Task data below:

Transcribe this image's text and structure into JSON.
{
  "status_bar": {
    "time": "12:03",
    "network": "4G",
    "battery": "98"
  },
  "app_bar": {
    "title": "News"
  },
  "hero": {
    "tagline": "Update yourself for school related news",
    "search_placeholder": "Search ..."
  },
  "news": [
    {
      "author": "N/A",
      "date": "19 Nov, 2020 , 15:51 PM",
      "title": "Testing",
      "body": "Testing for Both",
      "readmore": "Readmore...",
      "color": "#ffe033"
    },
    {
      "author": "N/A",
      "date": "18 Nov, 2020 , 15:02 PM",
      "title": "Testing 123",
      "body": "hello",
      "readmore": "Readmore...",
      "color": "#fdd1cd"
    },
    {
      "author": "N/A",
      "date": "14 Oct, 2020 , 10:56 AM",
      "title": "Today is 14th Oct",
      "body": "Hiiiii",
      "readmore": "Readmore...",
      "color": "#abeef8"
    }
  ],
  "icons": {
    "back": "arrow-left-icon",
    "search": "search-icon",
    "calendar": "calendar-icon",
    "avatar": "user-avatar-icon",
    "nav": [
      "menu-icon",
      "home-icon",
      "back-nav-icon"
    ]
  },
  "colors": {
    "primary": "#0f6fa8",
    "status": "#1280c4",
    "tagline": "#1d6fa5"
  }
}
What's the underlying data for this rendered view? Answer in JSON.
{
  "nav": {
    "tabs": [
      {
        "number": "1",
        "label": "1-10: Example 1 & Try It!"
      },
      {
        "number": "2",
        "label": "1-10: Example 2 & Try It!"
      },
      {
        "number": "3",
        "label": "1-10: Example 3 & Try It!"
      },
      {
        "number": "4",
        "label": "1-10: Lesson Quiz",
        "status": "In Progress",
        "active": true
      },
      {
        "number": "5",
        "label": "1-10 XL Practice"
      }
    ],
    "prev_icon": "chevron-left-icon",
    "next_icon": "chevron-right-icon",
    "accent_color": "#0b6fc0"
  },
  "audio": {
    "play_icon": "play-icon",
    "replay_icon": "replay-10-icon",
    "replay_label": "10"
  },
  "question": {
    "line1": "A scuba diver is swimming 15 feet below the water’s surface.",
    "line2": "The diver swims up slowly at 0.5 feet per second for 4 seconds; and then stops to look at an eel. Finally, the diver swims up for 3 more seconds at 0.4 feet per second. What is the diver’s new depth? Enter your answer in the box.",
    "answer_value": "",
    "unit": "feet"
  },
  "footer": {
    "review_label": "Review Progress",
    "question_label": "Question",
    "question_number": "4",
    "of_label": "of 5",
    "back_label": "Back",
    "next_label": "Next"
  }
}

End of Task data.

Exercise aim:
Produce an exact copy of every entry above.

Written reply:
Transcribe this image's text and structure into JSON.
{
  "status_bar": {
    "time": "12:03",
    "network": "4G",
    "battery": "98"
  },
  "app_bar": {
    "title": "News"
  },
  "hero": {
    "tagline": "Update yourself for school related news",
    "search_placeholder": "Search ..."
  },
  "news": [
    {
      "author": "N/A",
      "date": "19 Nov, 2020 , 15:51 PM",
      "title": "Testing",
      "body": "Testing for Both",
      "readmore": "Readmore...",
      "color": "#ffe033"
    },
    {
      "author": "N/A",
      "date": "18 Nov, 2020 , 15:02 PM",
      "title": "Testing 123",
      "body": "hello",
      "readmore": "Readmore...",
      "color": "#fdd1cd"
    },
    {
      "author": "N/A",
      "date": "14 Oct, 2020 , 10:56 AM",
      "title": "Today is 14th Oct",
      "body": "Hiiiii",
      "readmore": "Readmore...",
      "color": "#abeef8"
    }
  ],
  "icons": {
    "back": "arrow-left-icon",
    "search": "search-icon",
    "calendar": "calendar-icon",
    "avatar": "user-avatar-icon",
    "nav": [
      "menu-icon",
      "home-icon",
      "back-nav-icon"
    ]
  },
  "colors": {
    "primary": "#0f6fa8",
    "status": "#1280c4",
    "tagline": "#1d6fa5"
  }
}
What's the underlying data for this rendered view? Answer in JSON.
{
  "nav": {
    "tabs": [
      {
        "number": "1",
        "label": "1-10: Example 1 & Try It!"
      },
      {
        "number": "2",
        "label": "1-10: Example 2 & Try It!"
      },
      {
        "number": "3",
        "label": "1-10: Example 3 & Try It!"
      },
      {
        "number": "4",
        "label": "1-10: Lesson Quiz",
        "status": "In Progress",
        "active": true
      },
      {
        "number": "5",
        "label": "1-10 XL Practice"
      }
    ],
    "prev_icon": "chevron-left-icon",
    "next_icon": "chevron-right-icon",
    "accent_color": "#0b6fc0"
  },
  "audio": {
    "play_icon": "play-icon",
    "replay_icon": "replay-10-icon",
    "replay_label": "10"
  },
  "question": {
    "line1": "A scuba diver is swimming 15 feet below the water’s surface.",
    "line2": "The diver swims up slowly at 0.5 feet per second for 4 seconds; and then stops to look at an eel. Finally, the diver swims up for 3 more seconds at 0.4 feet per second. What is the diver’s new depth? Enter your answer in the box.",
    "answer_value": "",
    "unit": "feet"
  },
  "footer": {
    "review_label": "Review Progress",
    "question_label": "Question",
    "question_number": "4",
    "of_label": "of 5",
    "back_label": "Back",
    "next_label": "Next"
  }
}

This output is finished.